* [Goal of the exercise]: A word-for-word copy of the data, pictures excluded, is what this task asks for.

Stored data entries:
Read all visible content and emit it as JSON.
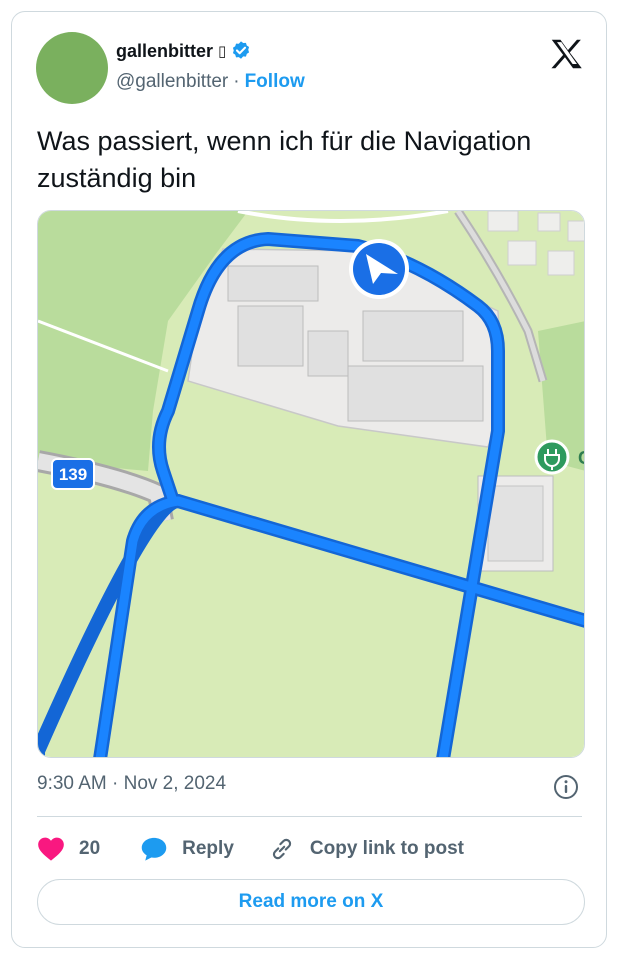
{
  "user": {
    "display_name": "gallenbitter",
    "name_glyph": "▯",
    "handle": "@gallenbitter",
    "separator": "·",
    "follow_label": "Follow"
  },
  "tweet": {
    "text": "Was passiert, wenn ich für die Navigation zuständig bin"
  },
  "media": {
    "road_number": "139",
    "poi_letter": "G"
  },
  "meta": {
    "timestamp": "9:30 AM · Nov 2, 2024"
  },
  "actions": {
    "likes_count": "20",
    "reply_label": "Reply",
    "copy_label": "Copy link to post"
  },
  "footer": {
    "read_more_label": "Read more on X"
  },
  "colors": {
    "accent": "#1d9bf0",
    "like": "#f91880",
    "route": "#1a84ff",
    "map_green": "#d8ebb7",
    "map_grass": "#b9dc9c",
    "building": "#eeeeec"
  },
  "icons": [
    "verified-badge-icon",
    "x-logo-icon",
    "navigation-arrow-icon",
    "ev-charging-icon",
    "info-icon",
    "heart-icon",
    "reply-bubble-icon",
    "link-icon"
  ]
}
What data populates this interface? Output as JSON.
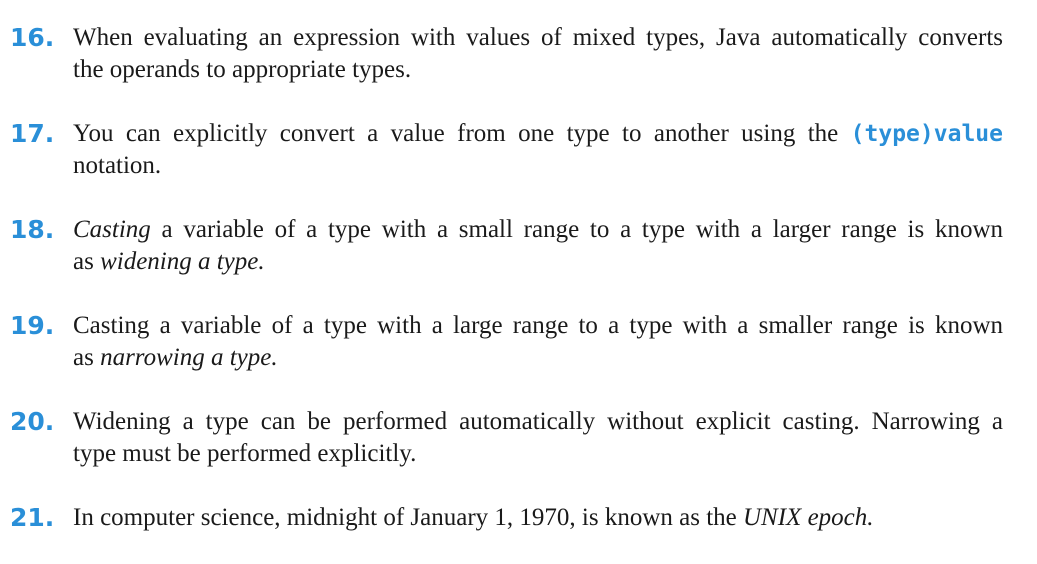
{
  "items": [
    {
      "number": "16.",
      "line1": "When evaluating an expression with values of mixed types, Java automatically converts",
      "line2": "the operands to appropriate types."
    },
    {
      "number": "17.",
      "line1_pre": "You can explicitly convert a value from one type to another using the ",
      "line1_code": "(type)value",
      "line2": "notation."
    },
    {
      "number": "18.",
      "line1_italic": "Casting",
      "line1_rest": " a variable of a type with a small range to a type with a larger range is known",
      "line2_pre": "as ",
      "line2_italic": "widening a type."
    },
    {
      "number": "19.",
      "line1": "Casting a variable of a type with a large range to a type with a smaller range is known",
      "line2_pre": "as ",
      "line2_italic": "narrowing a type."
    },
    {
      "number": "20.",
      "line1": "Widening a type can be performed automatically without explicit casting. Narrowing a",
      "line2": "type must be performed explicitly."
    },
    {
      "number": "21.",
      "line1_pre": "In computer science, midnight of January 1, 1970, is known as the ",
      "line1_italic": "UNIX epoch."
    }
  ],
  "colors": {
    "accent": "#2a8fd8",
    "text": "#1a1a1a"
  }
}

* [Response to this task]:
Read all visible content and emit it as JSON.
{
  "user": {
    "display_name": "gallenbitter",
    "name_glyph": "▯",
    "handle": "@gallenbitter",
    "separator": "·",
    "follow_label": "Follow"
  },
  "tweet": {
    "text": "Was passiert, wenn ich für die Navigation zuständig bin"
  },
  "media": {
    "road_number": "139",
    "poi_letter": "G"
  },
  "meta": {
    "timestamp": "9:30 AM · Nov 2, 2024"
  },
  "actions": {
    "likes_count": "20",
    "reply_label": "Reply",
    "copy_label": "Copy link to post"
  },
  "footer": {
    "read_more_label": "Read more on X"
  },
  "colors": {
    "accent": "#1d9bf0",
    "like": "#f91880",
    "route": "#1a84ff",
    "map_green": "#d8ebb7",
    "map_grass": "#b9dc9c",
    "building": "#eeeeec"
  },
  "icons": [
    "verified-badge-icon",
    "x-logo-icon",
    "navigation-arrow-icon",
    "ev-charging-icon",
    "info-icon",
    "heart-icon",
    "reply-bubble-icon",
    "link-icon"
  ]
}
What data populates this interface? Output as JSON.
{
  "items": [
    {
      "number": "16.",
      "line1": "When evaluating an expression with values of mixed types, Java automatically converts",
      "line2": "the operands to appropriate types."
    },
    {
      "number": "17.",
      "line1_pre": "You can explicitly convert a value from one type to another using the ",
      "line1_code": "(type)value",
      "line2": "notation."
    },
    {
      "number": "18.",
      "line1_italic": "Casting",
      "line1_rest": " a variable of a type with a small range to a type with a larger range is known",
      "line2_pre": "as ",
      "line2_italic": "widening a type."
    },
    {
      "number": "19.",
      "line1": "Casting a variable of a type with a large range to a type with a smaller range is known",
      "line2_pre": "as ",
      "line2_italic": "narrowing a type."
    },
    {
      "number": "20.",
      "line1": "Widening a type can be performed automatically without explicit casting. Narrowing a",
      "line2": "type must be performed explicitly."
    },
    {
      "number": "21.",
      "line1_pre": "In computer science, midnight of January 1, 1970, is known as the ",
      "line1_italic": "UNIX epoch."
    }
  ],
  "colors": {
    "accent": "#2a8fd8",
    "text": "#1a1a1a"
  }
}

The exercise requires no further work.